Every Sunday (and Monday, and some Saturdays and Thursdays) for the next five months, millions of Americans – and plenty of Brits, thanks to three regular-season games in London – will feast on a bacchanalia of gridiron pageantry.
Best-selling author Steve Almond, however, won’t be watching.
The self-professed long-time American football fan writes in the Los Angeles Times that he feels guilty about watching a sport whose participants risk traumatic brain injury.
More than that, however, he says he objects to “the cynical commercialisation of the sport, its cultish celebration of violence and the more subtle ways in which football warps our societal attitudes about race, gender and sexual orientation.”
Yes to all of that, and it also warps our societal attitudes about education and secondary and tertiary education.
The game is getting safer? Hardly, he says. Tackling and violent collisions are still an integral part of the game. Injuries still abound. And even the most state-of the art gear can’t prevent possibly debilitating concussions.
The players know what they’re getting into and are paid millions? It’s only because the fans create the market. Players perform for our amusement. And the “Football Industrial Complex”, as he calls it, grinds up and spits out the tens of thousands of others who play but don’t get the golden lottery ticket of a career in the NFL.
It’s like Hollywood that way. Lots of people have a fantasy of being a football star or a movie star, and almost none of them succeed.

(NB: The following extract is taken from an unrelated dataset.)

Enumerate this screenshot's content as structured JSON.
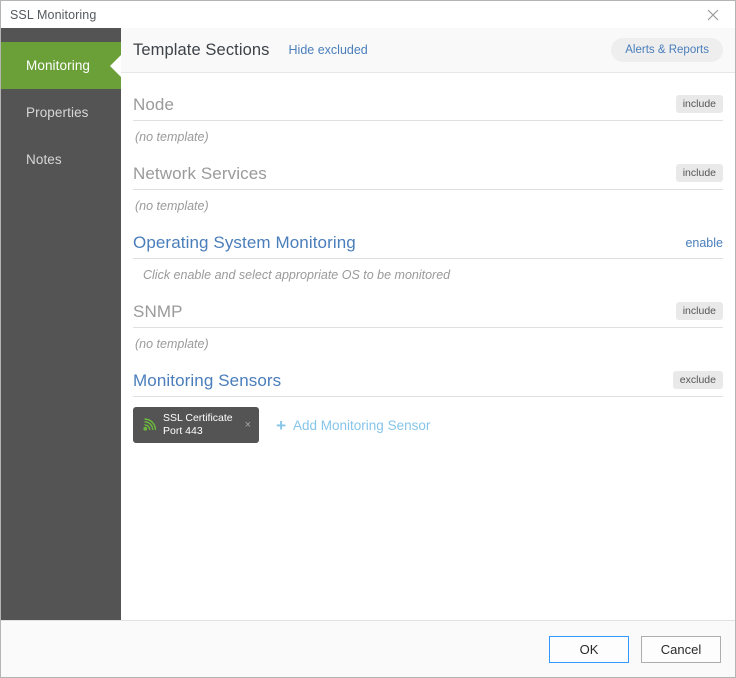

According to University of Virginia Prof Mark Edmundson, it’s because football represents what the US has become.
“Football is a warlike game, and we are now a warlike nation,” he writes in the Los Angeles Times. “Our love for football is a love, however self-aware, of ourselves as a fighting and (we hope) victorious people.”
Back when the US was more pacifistic – when it had to be dragged, kicking and screaming into world wars – baseball was the national pastime.
“That game is skill-based, nonviolent and leisurely,” he writes.
Football, however, “is urban, tough and based to a large degree on the capacity to overwhelm the other team with sheer force. Football is a tank attack, a sky-borne assault, a charge into the trenches for hand-to-hand fighting.”
Whereas in proper football – soccer – you get a penalty for bashing people. There’s still bashing but it’s not central to the game.
I’m with Almond, but I know it’s absolutely futile. I’m just hoping the team local to me loses every game so that people will stop yapping about it.